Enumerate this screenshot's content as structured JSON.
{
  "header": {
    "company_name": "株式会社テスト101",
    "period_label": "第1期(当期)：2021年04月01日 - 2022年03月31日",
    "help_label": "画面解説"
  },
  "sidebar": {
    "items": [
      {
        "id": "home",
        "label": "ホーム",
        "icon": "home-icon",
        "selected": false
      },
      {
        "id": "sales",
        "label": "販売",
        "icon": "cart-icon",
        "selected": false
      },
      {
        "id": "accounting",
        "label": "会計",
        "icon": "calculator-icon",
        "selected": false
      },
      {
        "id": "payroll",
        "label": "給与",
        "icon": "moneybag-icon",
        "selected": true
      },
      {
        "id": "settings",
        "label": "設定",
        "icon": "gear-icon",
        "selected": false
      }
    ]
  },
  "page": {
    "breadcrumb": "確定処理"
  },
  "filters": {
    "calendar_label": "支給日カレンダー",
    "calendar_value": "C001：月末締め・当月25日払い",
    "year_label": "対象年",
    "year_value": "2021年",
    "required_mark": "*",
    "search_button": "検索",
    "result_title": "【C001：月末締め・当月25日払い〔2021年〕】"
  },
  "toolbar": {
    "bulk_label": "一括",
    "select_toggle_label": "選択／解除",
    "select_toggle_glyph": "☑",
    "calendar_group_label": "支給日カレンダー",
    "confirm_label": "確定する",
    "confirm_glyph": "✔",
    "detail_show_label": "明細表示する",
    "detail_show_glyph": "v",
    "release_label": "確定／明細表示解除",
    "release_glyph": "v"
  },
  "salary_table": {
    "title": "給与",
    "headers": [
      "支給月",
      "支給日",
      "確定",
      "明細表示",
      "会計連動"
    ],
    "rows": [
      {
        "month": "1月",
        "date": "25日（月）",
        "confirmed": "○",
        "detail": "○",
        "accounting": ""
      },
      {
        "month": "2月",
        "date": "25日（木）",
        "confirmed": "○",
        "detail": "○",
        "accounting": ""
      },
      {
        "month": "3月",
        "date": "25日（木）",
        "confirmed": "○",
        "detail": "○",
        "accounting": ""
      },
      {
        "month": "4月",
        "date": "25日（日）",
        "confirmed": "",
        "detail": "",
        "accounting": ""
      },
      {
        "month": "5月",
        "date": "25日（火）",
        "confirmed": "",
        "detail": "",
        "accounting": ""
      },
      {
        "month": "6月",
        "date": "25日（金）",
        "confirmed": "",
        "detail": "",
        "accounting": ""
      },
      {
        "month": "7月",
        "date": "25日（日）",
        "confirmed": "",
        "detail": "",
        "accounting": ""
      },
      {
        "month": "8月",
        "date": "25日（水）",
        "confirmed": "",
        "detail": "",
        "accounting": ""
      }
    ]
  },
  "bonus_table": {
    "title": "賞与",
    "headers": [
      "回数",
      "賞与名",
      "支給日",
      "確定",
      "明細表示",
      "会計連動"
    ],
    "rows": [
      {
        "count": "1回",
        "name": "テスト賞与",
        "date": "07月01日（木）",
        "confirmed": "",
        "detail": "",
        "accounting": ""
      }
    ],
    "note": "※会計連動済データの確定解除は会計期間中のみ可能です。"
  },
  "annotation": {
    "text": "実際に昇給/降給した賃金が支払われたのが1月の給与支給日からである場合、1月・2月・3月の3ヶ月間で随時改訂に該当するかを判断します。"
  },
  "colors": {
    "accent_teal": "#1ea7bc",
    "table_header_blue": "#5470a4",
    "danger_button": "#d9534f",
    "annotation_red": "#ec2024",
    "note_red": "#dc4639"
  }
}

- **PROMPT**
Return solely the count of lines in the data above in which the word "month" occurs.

- **RESPONSE TO THE EXERCISE**
8